A group of concealed carry activists walked across the campus of Ohio State University on Monday, openly carrying firearms, to protest the school’s gun-free policy in response to a recent knife and vehicle attack at the school that injured 11 people and resulted in the attacker being shot to death by a campus police officers.
The folks who walked the campus aren’t the only ones advocating a revised concealed carry policy. A number of people have publicly called for the modification and passage of HB48, a state bill that would allow licensed individuals to carry on campuses. The bill has the strong support of OSU alumna and Miss Ohio 2014 Madison Gesiotto.
This story from americanmilitarynews.com says Gesiotto was posting on Twitter the day of the attack, voicing her disapproval of the inability for licensed students to carry for self defense on college campuses in Ohio.

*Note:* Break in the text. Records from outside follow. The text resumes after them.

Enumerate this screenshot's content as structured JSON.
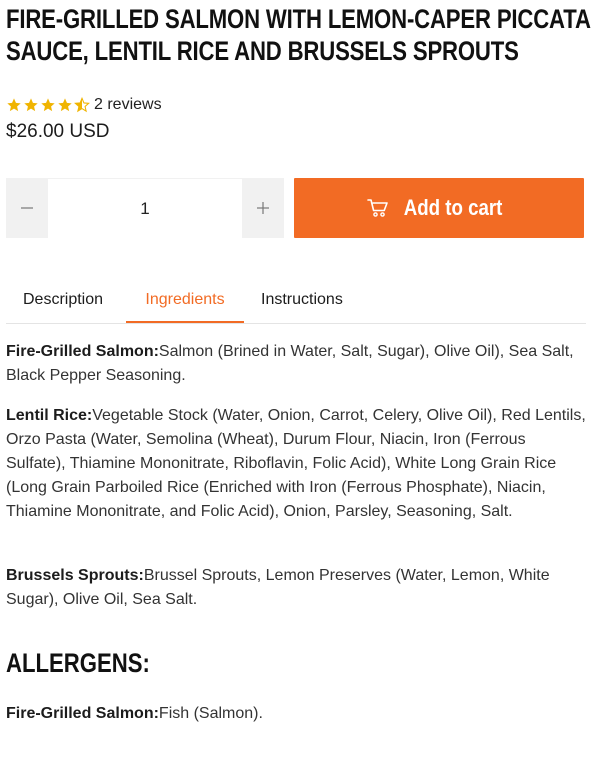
{
  "product": {
    "title": "FIRE-GRILLED SALMON WITH LEMON-CAPER PICCATA SAUCE, LENTIL RICE AND BRUSSELS SPROUTS",
    "rating_stars": 4.5,
    "reviews_text": "2 reviews",
    "price": "$26.00 USD"
  },
  "quantity": {
    "value": "1",
    "decrease_icon": "minus-icon",
    "increase_icon": "plus-icon"
  },
  "cart": {
    "label": "Add to cart",
    "icon": "cart-icon",
    "color": "#f26b24"
  },
  "tabs": [
    {
      "label": "Description"
    },
    {
      "label": "Ingredients"
    },
    {
      "label": "Instructions"
    }
  ],
  "active_tab": "Ingredients",
  "ingredients": [
    {
      "name": "Fire-Grilled Salmon:",
      "text": "Salmon (Brined in Water, Salt, Sugar), Olive Oil), Sea Salt, Black Pepper Seasoning."
    },
    {
      "name": "Lentil Rice:",
      "text": "Vegetable Stock (Water, Onion, Carrot, Celery, Olive Oil), Red Lentils, Orzo Pasta (Water, Semolina (Wheat), Durum Flour, Niacin, Iron (Ferrous Sulfate), Thiamine Mononitrate, Riboflavin, Folic Acid), White Long Grain Rice (Long Grain Parboiled Rice (Enriched with Iron (Ferrous Phosphate), Niacin, Thiamine Mononitrate, and Folic Acid), Onion, Parsley, Seasoning, Salt."
    },
    {
      "name": "Brussels Sprouts:",
      "text": "Brussel Sprouts, Lemon Preserves (Water, Lemon, White Sugar), Olive Oil, Sea Salt."
    }
  ],
  "allergens": {
    "title": "ALLERGENS:",
    "items": [
      {
        "name": "Fire-Grilled Salmon:",
        "text": "Fish (Salmon)."
      }
    ]
  },
  "colors": {
    "accent": "#f26b24",
    "star": "#f0b400"
  }
}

Additionally, a large number of students have banded together in the the Facebook group called “Buckeyes for Concealed Carry on Campus,” which is calling for the Ohio Senate to revise HB 48 before it’s heard by the senate. The bill, which was approved by the state House last year, allows campus carry in Ohio, but leaves the decision on whether or not students can carry up to representatives at each individual school.
“If you look at the states that give colleges the option to allow concealed carry, 99.9 percent refuse…it just further points out to me legislation giving universities the option is worthless,” said Jeffry Smith in this story from guns.com. Smith is a Cincinnati-based firearms instructor who organized the walk at OSU, which he dubbed the “no more sitting ducks” walk. He called the recent attack “was the canary in the coal mine.”
If the state Senate passes HB48 without revisions, it’s likely concealed carry would still be banned at OSU.
Last week, OSU President Michael Drake said he thinks only “trained professionals” should carry concealed weapons on campus, the story says.
Opponents of the bill call it the “guns everywhere bill” and say it goes too far as it is by allowing firearms in daycare centers, airport terminals, and police departments. They have also raised the question of whether or not armed civilians would further complicate active shooter situations, the story says.
Smith says in the story there are plenty of examples opponents can look to in order to answer their questions.
“None of them have done the scholastic work of looking at the states where the concealed carry on campus is legal to see if their concerns have come to fruition there,” he said in the guns.com story. “They just want to bring up the same old tired reasons why it’s a bad idea, in the same way people brought up the reasons why concealed carry permits are a bad idea.”